__Exercise instructions__. Nothing in the data should be left out or altered when it is retyped.

__Source information__.
------------------------------------------------------------

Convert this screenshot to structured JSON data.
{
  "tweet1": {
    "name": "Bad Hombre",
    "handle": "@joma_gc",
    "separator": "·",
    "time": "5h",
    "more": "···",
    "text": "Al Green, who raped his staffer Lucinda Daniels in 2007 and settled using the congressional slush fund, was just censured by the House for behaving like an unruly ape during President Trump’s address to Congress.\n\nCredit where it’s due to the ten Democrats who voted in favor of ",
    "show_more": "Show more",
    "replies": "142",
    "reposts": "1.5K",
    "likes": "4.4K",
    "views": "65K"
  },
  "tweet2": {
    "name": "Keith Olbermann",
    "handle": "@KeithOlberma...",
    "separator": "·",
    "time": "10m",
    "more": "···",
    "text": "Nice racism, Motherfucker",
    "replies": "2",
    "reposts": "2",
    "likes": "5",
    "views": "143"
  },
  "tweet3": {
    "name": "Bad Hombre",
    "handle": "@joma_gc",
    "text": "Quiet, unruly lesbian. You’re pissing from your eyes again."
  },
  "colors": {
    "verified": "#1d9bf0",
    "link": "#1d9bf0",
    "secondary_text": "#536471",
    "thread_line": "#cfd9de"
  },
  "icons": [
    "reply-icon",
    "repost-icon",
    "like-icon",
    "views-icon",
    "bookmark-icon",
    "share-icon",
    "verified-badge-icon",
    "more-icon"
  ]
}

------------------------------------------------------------

__Response area__.
Convert this screenshot to structured JSON data.
{
  "tweet1": {
    "name": "Bad Hombre",
    "handle": "@joma_gc",
    "separator": "·",
    "time": "5h",
    "more": "···",
    "text": "Al Green, who raped his staffer Lucinda Daniels in 2007 and settled using the congressional slush fund, was just censured by the House for behaving like an unruly ape during President Trump’s address to Congress.\n\nCredit where it’s due to the ten Democrats who voted in favor of ",
    "show_more": "Show more",
    "replies": "142",
    "reposts": "1.5K",
    "likes": "4.4K",
    "views": "65K"
  },
  "tweet2": {
    "name": "Keith Olbermann",
    "handle": "@KeithOlberma...",
    "separator": "·",
    "time": "10m",
    "more": "···",
    "text": "Nice racism, Motherfucker",
    "replies": "2",
    "reposts": "2",
    "likes": "5",
    "views": "143"
  },
  "tweet3": {
    "name": "Bad Hombre",
    "handle": "@joma_gc",
    "text": "Quiet, unruly lesbian. You’re pissing from your eyes again."
  },
  "colors": {
    "verified": "#1d9bf0",
    "link": "#1d9bf0",
    "secondary_text": "#536471",
    "thread_line": "#cfd9de"
  },
  "icons": [
    "reply-icon",
    "repost-icon",
    "like-icon",
    "views-icon",
    "bookmark-icon",
    "share-icon",
    "verified-badge-icon",
    "more-icon"
  ]
}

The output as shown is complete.